[Excerpts from an interface dataset]
--------

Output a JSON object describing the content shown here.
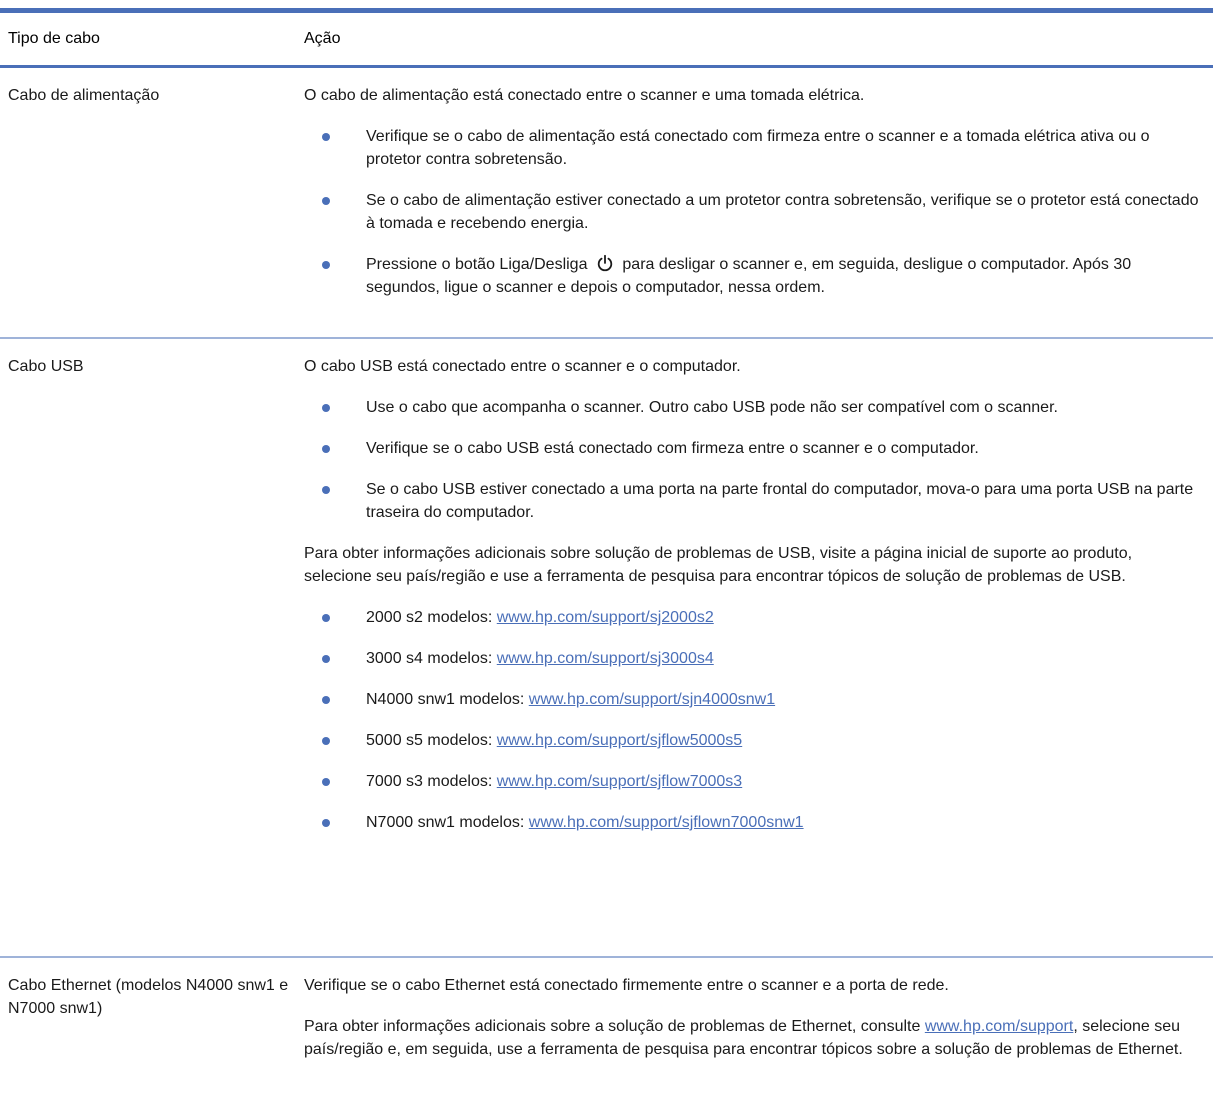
{
  "table": {
    "header": {
      "col1": "Tipo de cabo",
      "col2": "Ação"
    },
    "rows": [
      {
        "type": "Cabo de alimentação",
        "intro": "O cabo de alimentação está conectado entre o scanner e uma tomada elétrica.",
        "bullets": [
          "Verifique se o cabo de alimentação está conectado com firmeza entre o scanner e a tomada elétrica ativa ou o protetor contra sobretensão.",
          "Se o cabo de alimentação estiver conectado a um protetor contra sobretensão, verifique se o protetor está conectado à tomada e recebendo energia."
        ],
        "power_bullet_before": "Pressione o botão Liga/Desliga",
        "power_bullet_after": "para desligar o scanner e, em seguida, desligue o computador. Após 30 segundos, ligue o scanner e depois o computador, nessa ordem.",
        "power_icon": "power-icon"
      },
      {
        "type": "Cabo USB",
        "intro": "O cabo USB está conectado entre o scanner e o computador.",
        "bullets": [
          "Use o cabo que acompanha o scanner. Outro cabo USB pode não ser compatível com o scanner.",
          "Verifique se o cabo USB está conectado com firmeza entre o scanner e o computador.",
          "Se o cabo USB estiver conectado a uma porta na parte frontal do computador, mova-o para uma porta USB na parte traseira do computador."
        ],
        "more_info": "Para obter informações adicionais sobre solução de problemas de USB, visite a página inicial de suporte ao produto, selecione seu país/região e use a ferramenta de pesquisa para encontrar tópicos de solução de problemas de USB.",
        "models": [
          {
            "label": "2000 s2 modelos: ",
            "url": "www.hp.com/support/sj2000s2"
          },
          {
            "label": "3000 s4 modelos: ",
            "url": "www.hp.com/support/sj3000s4"
          },
          {
            "label": "N4000 snw1 modelos: ",
            "url": "www.hp.com/support/sjn4000snw1"
          },
          {
            "label": "5000 s5 modelos: ",
            "url": "www.hp.com/support/sjflow5000s5"
          },
          {
            "label": "7000 s3 modelos: ",
            "url": "www.hp.com/support/sjflow7000s3"
          },
          {
            "label": "N7000 snw1 modelos: ",
            "url": "www.hp.com/support/sjflown7000snw1"
          }
        ]
      },
      {
        "type": "Cabo Ethernet (modelos N4000 snw1 e N7000 snw1)",
        "intro": "Verifique se o cabo Ethernet está conectado firmemente entre o scanner e a porta de rede.",
        "more_before": "Para obter informações adicionais sobre a solução de problemas de Ethernet, consulte ",
        "more_link": "www.hp.com/support",
        "more_after": ", selecione seu país/região e, em seguida, use a ferramenta de pesquisa para encontrar tópicos sobre a solução de problemas de Ethernet."
      }
    ]
  },
  "colors": {
    "accent": "#4a6fb8",
    "rule": "#9fb3d9"
  }
}
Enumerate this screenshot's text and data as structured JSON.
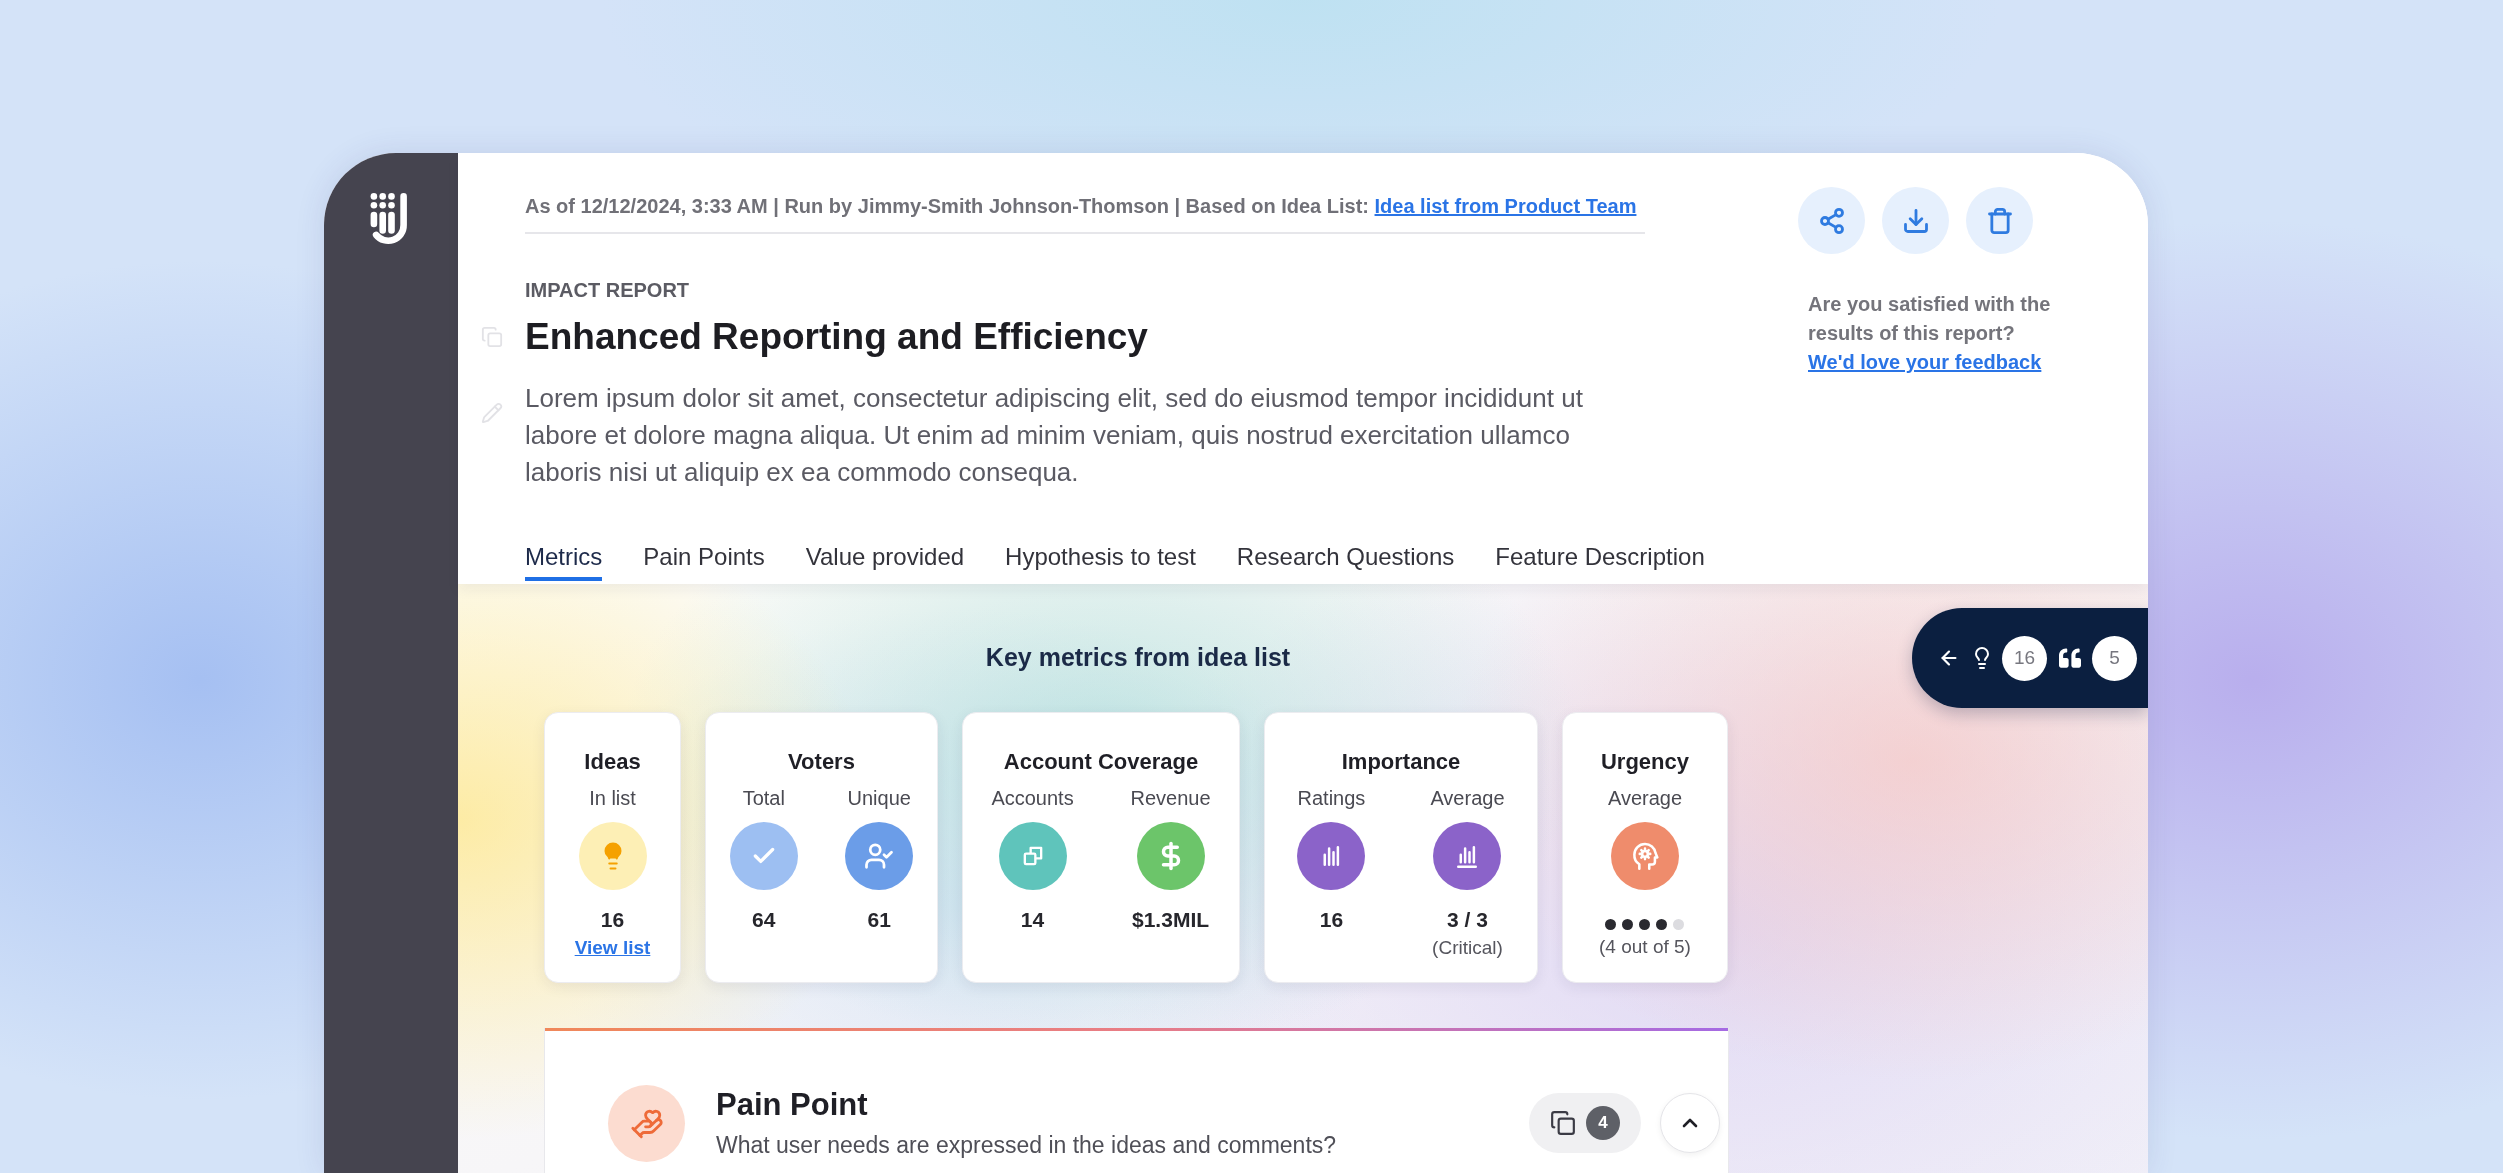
{
  "header": {
    "meta": {
      "text": "As of 12/12/2024, 3:33 AM | Run by Jimmy-Smith Johnson-Thomson | Based on Idea List:",
      "link": "Idea list from Product Team"
    },
    "eyebrow": "IMPACT REPORT",
    "title": "Enhanced Reporting and Efficiency",
    "description": "Lorem ipsum dolor sit amet, consectetur adipiscing elit, sed do eiusmod tempor incididunt ut labore et dolore magna aliqua. Ut enim ad minim veniam, quis nostrud exercitation ullamco laboris nisi ut aliquip ex ea commodo consequa."
  },
  "feedback": {
    "prompt": "Are you satisfied with the results of this report?",
    "link": "We'd love your feedback"
  },
  "tabs": [
    {
      "label": "Metrics",
      "selected": true
    },
    {
      "label": "Pain Points",
      "selected": false
    },
    {
      "label": "Value provided",
      "selected": false
    },
    {
      "label": "Hypothesis to test",
      "selected": false
    },
    {
      "label": "Research Questions",
      "selected": false
    },
    {
      "label": "Feature Description",
      "selected": false
    }
  ],
  "metrics": {
    "title": "Key metrics from idea list",
    "cards": [
      {
        "title": "Ideas",
        "columns": [
          {
            "kind": "value",
            "label": "In list",
            "value": "16",
            "link": "View list"
          }
        ]
      },
      {
        "title": "Voters",
        "columns": [
          {
            "kind": "value",
            "label": "Total",
            "value": "64"
          },
          {
            "kind": "value",
            "label": "Unique",
            "value": "61"
          }
        ]
      },
      {
        "title": "Account Coverage",
        "columns": [
          {
            "kind": "value",
            "label": "Accounts",
            "value": "14"
          },
          {
            "kind": "value",
            "label": "Revenue",
            "value": "$1.3MIL"
          }
        ]
      },
      {
        "title": "Importance",
        "columns": [
          {
            "kind": "value",
            "label": "Ratings",
            "value": "16"
          },
          {
            "kind": "value",
            "label": "Average",
            "value": "3 / 3",
            "note": "(Critical)"
          }
        ]
      },
      {
        "title": "Urgency",
        "columns": [
          {
            "kind": "rating",
            "label": "Average",
            "stars": 4,
            "note": "(4 out of 5)"
          }
        ]
      }
    ]
  },
  "side_panel": {
    "counts": [
      "16",
      "5"
    ]
  },
  "section": {
    "title": "Pain Point",
    "subtitle": "What user needs are expressed in the ideas and comments?",
    "count": "4",
    "expanded": true
  }
}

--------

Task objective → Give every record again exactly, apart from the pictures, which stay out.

Problem solution →
Output a JSON object describing the content shown here.
{
  "table": {
    "header": {
      "col1": "Tipo de cabo",
      "col2": "Ação"
    },
    "rows": [
      {
        "type": "Cabo de alimentação",
        "intro": "O cabo de alimentação está conectado entre o scanner e uma tomada elétrica.",
        "bullets": [
          "Verifique se o cabo de alimentação está conectado com firmeza entre o scanner e a tomada elétrica ativa ou o protetor contra sobretensão.",
          "Se o cabo de alimentação estiver conectado a um protetor contra sobretensão, verifique se o protetor está conectado à tomada e recebendo energia."
        ],
        "power_bullet_before": "Pressione o botão Liga/Desliga",
        "power_bullet_after": "para desligar o scanner e, em seguida, desligue o computador. Após 30 segundos, ligue o scanner e depois o computador, nessa ordem.",
        "power_icon": "power-icon"
      },
      {
        "type": "Cabo USB",
        "intro": "O cabo USB está conectado entre o scanner e o computador.",
        "bullets": [
          "Use o cabo que acompanha o scanner. Outro cabo USB pode não ser compatível com o scanner.",
          "Verifique se o cabo USB está conectado com firmeza entre o scanner e o computador.",
          "Se o cabo USB estiver conectado a uma porta na parte frontal do computador, mova-o para uma porta USB na parte traseira do computador."
        ],
        "more_info": "Para obter informações adicionais sobre solução de problemas de USB, visite a página inicial de suporte ao produto, selecione seu país/região e use a ferramenta de pesquisa para encontrar tópicos de solução de problemas de USB.",
        "models": [
          {
            "label": "2000 s2 modelos: ",
            "url": "www.hp.com/support/sj2000s2"
          },
          {
            "label": "3000 s4 modelos: ",
            "url": "www.hp.com/support/sj3000s4"
          },
          {
            "label": "N4000 snw1 modelos: ",
            "url": "www.hp.com/support/sjn4000snw1"
          },
          {
            "label": "5000 s5 modelos: ",
            "url": "www.hp.com/support/sjflow5000s5"
          },
          {
            "label": "7000 s3 modelos: ",
            "url": "www.hp.com/support/sjflow7000s3"
          },
          {
            "label": "N7000 snw1 modelos: ",
            "url": "www.hp.com/support/sjflown7000snw1"
          }
        ]
      },
      {
        "type": "Cabo Ethernet (modelos N4000 snw1 e N7000 snw1)",
        "intro": "Verifique se o cabo Ethernet está conectado firmemente entre o scanner e a porta de rede.",
        "more_before": "Para obter informações adicionais sobre a solução de problemas de Ethernet, consulte ",
        "more_link": "www.hp.com/support",
        "more_after": ", selecione seu país/região e, em seguida, use a ferramenta de pesquisa para encontrar tópicos sobre a solução de problemas de Ethernet."
      }
    ]
  },
  "colors": {
    "accent": "#4a6fb8",
    "rule": "#9fb3d9"
  }
}
Enumerate this screenshot's text and data as structured JSON.
{
  "header": {
    "meta": {
      "text": "As of 12/12/2024, 3:33 AM | Run by Jimmy-Smith Johnson-Thomson | Based on Idea List:",
      "link": "Idea list from Product Team"
    },
    "eyebrow": "IMPACT REPORT",
    "title": "Enhanced Reporting and Efficiency",
    "description": "Lorem ipsum dolor sit amet, consectetur adipiscing elit, sed do eiusmod tempor incididunt ut labore et dolore magna aliqua. Ut enim ad minim veniam, quis nostrud exercitation ullamco laboris nisi ut aliquip ex ea commodo consequa."
  },
  "feedback": {
    "prompt": "Are you satisfied with the results of this report?",
    "link": "We'd love your feedback"
  },
  "tabs": [
    {
      "label": "Metrics",
      "selected": true
    },
    {
      "label": "Pain Points",
      "selected": false
    },
    {
      "label": "Value provided",
      "selected": false
    },
    {
      "label": "Hypothesis to test",
      "selected": false
    },
    {
      "label": "Research Questions",
      "selected": false
    },
    {
      "label": "Feature Description",
      "selected": false
    }
  ],
  "metrics": {
    "title": "Key metrics from idea list",
    "cards": [
      {
        "title": "Ideas",
        "columns": [
          {
            "kind": "value",
            "label": "In list",
            "value": "16",
            "link": "View list"
          }
        ]
      },
      {
        "title": "Voters",
        "columns": [
          {
            "kind": "value",
            "label": "Total",
            "value": "64"
          },
          {
            "kind": "value",
            "label": "Unique",
            "value": "61"
          }
        ]
      },
      {
        "title": "Account Coverage",
        "columns": [
          {
            "kind": "value",
            "label": "Accounts",
            "value": "14"
          },
          {
            "kind": "value",
            "label": "Revenue",
            "value": "$1.3MIL"
          }
        ]
      },
      {
        "title": "Importance",
        "columns": [
          {
            "kind": "value",
            "label": "Ratings",
            "value": "16"
          },
          {
            "kind": "value",
            "label": "Average",
            "value": "3 / 3",
            "note": "(Critical)"
          }
        ]
      },
      {
        "title": "Urgency",
        "columns": [
          {
            "kind": "rating",
            "label": "Average",
            "stars": 4,
            "note": "(4 out of 5)"
          }
        ]
      }
    ]
  },
  "side_panel": {
    "counts": [
      "16",
      "5"
    ]
  },
  "section": {
    "title": "Pain Point",
    "subtitle": "What user needs are expressed in the ideas and comments?",
    "count": "4",
    "expanded": true
  }
}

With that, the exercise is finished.